* WHAT YOU ARE ASKED TO DO *
Your answer must be the data repeated exactly, with no pictures in it.

++++++++++

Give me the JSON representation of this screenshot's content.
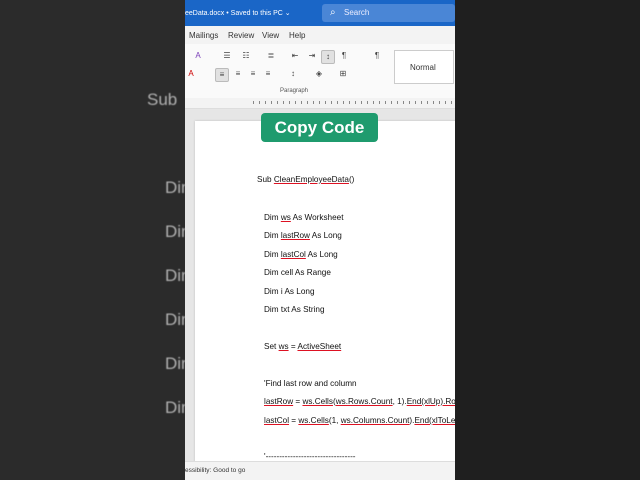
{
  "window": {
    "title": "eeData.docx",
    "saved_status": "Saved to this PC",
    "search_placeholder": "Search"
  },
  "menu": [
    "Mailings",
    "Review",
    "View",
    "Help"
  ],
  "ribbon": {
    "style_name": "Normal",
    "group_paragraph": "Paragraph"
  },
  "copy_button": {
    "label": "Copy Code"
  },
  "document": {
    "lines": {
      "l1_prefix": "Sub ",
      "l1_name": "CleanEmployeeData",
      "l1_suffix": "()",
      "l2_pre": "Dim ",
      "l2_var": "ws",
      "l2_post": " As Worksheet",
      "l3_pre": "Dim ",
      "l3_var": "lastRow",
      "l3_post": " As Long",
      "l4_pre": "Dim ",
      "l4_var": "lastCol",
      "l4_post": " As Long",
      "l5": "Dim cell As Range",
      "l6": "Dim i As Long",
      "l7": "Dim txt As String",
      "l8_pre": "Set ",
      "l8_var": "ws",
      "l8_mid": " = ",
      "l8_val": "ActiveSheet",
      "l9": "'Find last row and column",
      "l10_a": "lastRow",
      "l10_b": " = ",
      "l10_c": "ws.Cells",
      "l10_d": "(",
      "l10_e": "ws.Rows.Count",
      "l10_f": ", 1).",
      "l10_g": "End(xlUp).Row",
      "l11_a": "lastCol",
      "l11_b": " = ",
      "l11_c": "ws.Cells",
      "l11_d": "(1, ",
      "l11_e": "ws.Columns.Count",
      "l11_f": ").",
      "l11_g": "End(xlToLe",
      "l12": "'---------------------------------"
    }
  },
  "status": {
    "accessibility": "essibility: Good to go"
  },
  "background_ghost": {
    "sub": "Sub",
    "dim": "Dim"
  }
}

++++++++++

* SOLUTION TO THE PROBLEM *
Give me the JSON representation of this screenshot's content.
{
  "window": {
    "title": "eeData.docx",
    "saved_status": "Saved to this PC",
    "search_placeholder": "Search"
  },
  "menu": [
    "Mailings",
    "Review",
    "View",
    "Help"
  ],
  "ribbon": {
    "style_name": "Normal",
    "group_paragraph": "Paragraph"
  },
  "copy_button": {
    "label": "Copy Code"
  },
  "document": {
    "lines": {
      "l1_prefix": "Sub ",
      "l1_name": "CleanEmployeeData",
      "l1_suffix": "()",
      "l2_pre": "Dim ",
      "l2_var": "ws",
      "l2_post": " As Worksheet",
      "l3_pre": "Dim ",
      "l3_var": "lastRow",
      "l3_post": " As Long",
      "l4_pre": "Dim ",
      "l4_var": "lastCol",
      "l4_post": " As Long",
      "l5": "Dim cell As Range",
      "l6": "Dim i As Long",
      "l7": "Dim txt As String",
      "l8_pre": "Set ",
      "l8_var": "ws",
      "l8_mid": " = ",
      "l8_val": "ActiveSheet",
      "l9": "'Find last row and column",
      "l10_a": "lastRow",
      "l10_b": " = ",
      "l10_c": "ws.Cells",
      "l10_d": "(",
      "l10_e": "ws.Rows.Count",
      "l10_f": ", 1).",
      "l10_g": "End(xlUp).Row",
      "l11_a": "lastCol",
      "l11_b": " = ",
      "l11_c": "ws.Cells",
      "l11_d": "(1, ",
      "l11_e": "ws.Columns.Count",
      "l11_f": ").",
      "l11_g": "End(xlToLe",
      "l12": "'---------------------------------"
    }
  },
  "status": {
    "accessibility": "essibility: Good to go"
  },
  "background_ghost": {
    "sub": "Sub",
    "dim": "Dim"
  }
}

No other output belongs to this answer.